Day marker (Day)

Two days off during the project to be negotiated with Group Leader

Markers mark every day, Monday to Friday (8.30am to 4.00pm) plus Saturdays and Sundays (8.30am to 5.00pm)
(i.e. 5 weekdays + weekends)

Day markers agree to mark a minimum of 4 hours per shift.

Evening marker (Eve)

Two days off during the project to be negotiated with Group Leader

Markers mark every day, Monday to Friday (4.00pm to 10.00pm) plus Saturdays and Sundays (8.30am to 5.00pm)
(i.e. 5 weekday evenings + weekends)

Evening markers agree to mark a minimum of 3 hours per shift.

New applicants

New markers will be trained in the use of the most current ACARA Writing Marking Guide.

Marker selection

The selection of markers each year is influenced by a combination of issues and commitments that include:

  • maintaining a pool of experienced markers
  • the number of markers required to complete marking within the given timeframe
  • opportunity for employment of new markers who have been successful in the marker recruitment
  • opportunity for employment of a number of markers from outside the Victorian metropolitan area
  • employment of a number of current practising Victorian teachers (marking provides a significant individual professional development opportunity)
  • employment of teachers from as many Victorian schools as possible (schools benefit from their teacher's experience as a marker)
  • individuals who have a relevant and appropriate educational background
  • the applicant's performance in previous marking operations (quality and consistency of marking, pace of marking, receptiveness to receiving feedback, and ability to apply any feedback provided)

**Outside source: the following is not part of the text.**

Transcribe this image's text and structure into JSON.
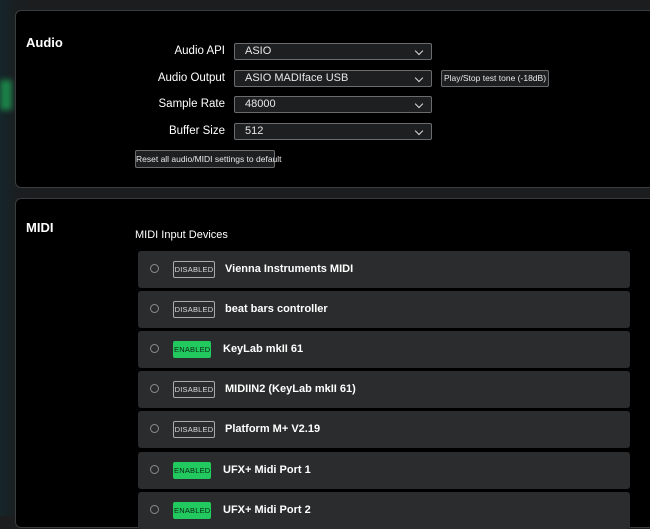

Selection criteria:

  • Relevant qualifications and experience: it is preferred that the applicant has a relevant teaching degree and experience teaching primary literacy or secondary English.
  • NAPLAN 2008 – 2019 marking: accuracy and speed.
  • Other relevant marking experience.

Markers are chosen by a panel, based on the need to reflect these considerations and commitments. No guarantee can be provided as to whether an applicant will be employed as a marker in any given year.

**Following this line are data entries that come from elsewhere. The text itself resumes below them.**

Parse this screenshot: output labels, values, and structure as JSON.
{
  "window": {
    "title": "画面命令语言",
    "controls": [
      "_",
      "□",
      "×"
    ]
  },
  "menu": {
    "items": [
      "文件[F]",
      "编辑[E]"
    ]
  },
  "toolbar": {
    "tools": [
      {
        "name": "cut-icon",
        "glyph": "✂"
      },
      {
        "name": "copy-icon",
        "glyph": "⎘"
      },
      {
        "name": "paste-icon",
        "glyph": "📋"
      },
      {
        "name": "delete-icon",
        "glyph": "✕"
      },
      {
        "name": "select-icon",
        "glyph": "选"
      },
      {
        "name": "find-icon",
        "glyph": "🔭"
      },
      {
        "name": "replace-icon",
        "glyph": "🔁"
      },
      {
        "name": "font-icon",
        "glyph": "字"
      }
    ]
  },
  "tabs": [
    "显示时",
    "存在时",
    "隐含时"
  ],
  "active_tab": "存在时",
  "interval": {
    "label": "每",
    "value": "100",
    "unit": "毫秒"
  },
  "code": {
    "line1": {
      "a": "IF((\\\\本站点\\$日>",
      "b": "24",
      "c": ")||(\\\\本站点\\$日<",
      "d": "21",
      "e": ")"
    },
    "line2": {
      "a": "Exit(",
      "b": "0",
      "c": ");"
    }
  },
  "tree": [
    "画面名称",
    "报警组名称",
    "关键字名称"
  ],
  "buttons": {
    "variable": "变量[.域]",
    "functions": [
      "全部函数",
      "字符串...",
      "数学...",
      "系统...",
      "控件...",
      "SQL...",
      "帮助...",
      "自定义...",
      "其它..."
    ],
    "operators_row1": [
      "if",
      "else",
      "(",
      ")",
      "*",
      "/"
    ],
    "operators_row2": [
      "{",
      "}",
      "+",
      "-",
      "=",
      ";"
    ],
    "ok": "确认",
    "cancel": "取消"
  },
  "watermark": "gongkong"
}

Offers of appointment are emailed in March. Unsuccessful applicants are also emailed to confirm the status of their applications.

Group Leaders

Each year, there is a need for new Group Leaders. Group Leaders are paid at an hourly rate.

The role of group leader is a highly important one in the NAPLAN marking operation.The role of the group leader is to ensure the accuracy of their team's marking. To this end the group leader is required to:

  • facilitate the training of their group on training days
  • provide on the spot assistance to their group throughout the marking operation
  • check‐mark approximately 10‐20% of their group members' marking
  • retrain group members when required.

Payment and training

VCAA does pay markers for time spent in training sessions based on CRT rates. The VCAA does not pay for any travel expenses you may incur to attend training sessions or the marking project.

Marking operation

Markers are paid at a script rate. Writing markers are expected to mark between 8 and 10 scripts per hour.

More detailed information on payment is sent with offers of appointment.

Professional development

The training and marking of student responses contributes to the continuing professional development requirements for teacher registration.

How to apply:

Action required depending on your situation
Access to SSMS Action
If you have an SMSS user account and you know your username and passwordYou can log in to your SSMS user account and complete your application.
If you have an SMSS user account but you have forgotten either or both of your username and/or passwordGo to the 'forgotten your…' links provided in the 'Log into your account' area. Once you have recovered your username and reset your password, you can log in to your SSMS user account and complete your application.
If you do not have an SMSS user account then you can apply as a new applicant Go to the 'Don't have an account' area and click on the 'new applicants' link. This will take you to the application process.

More information

VCAA NAPLAN helpdesk 1800 648 637


Back to Top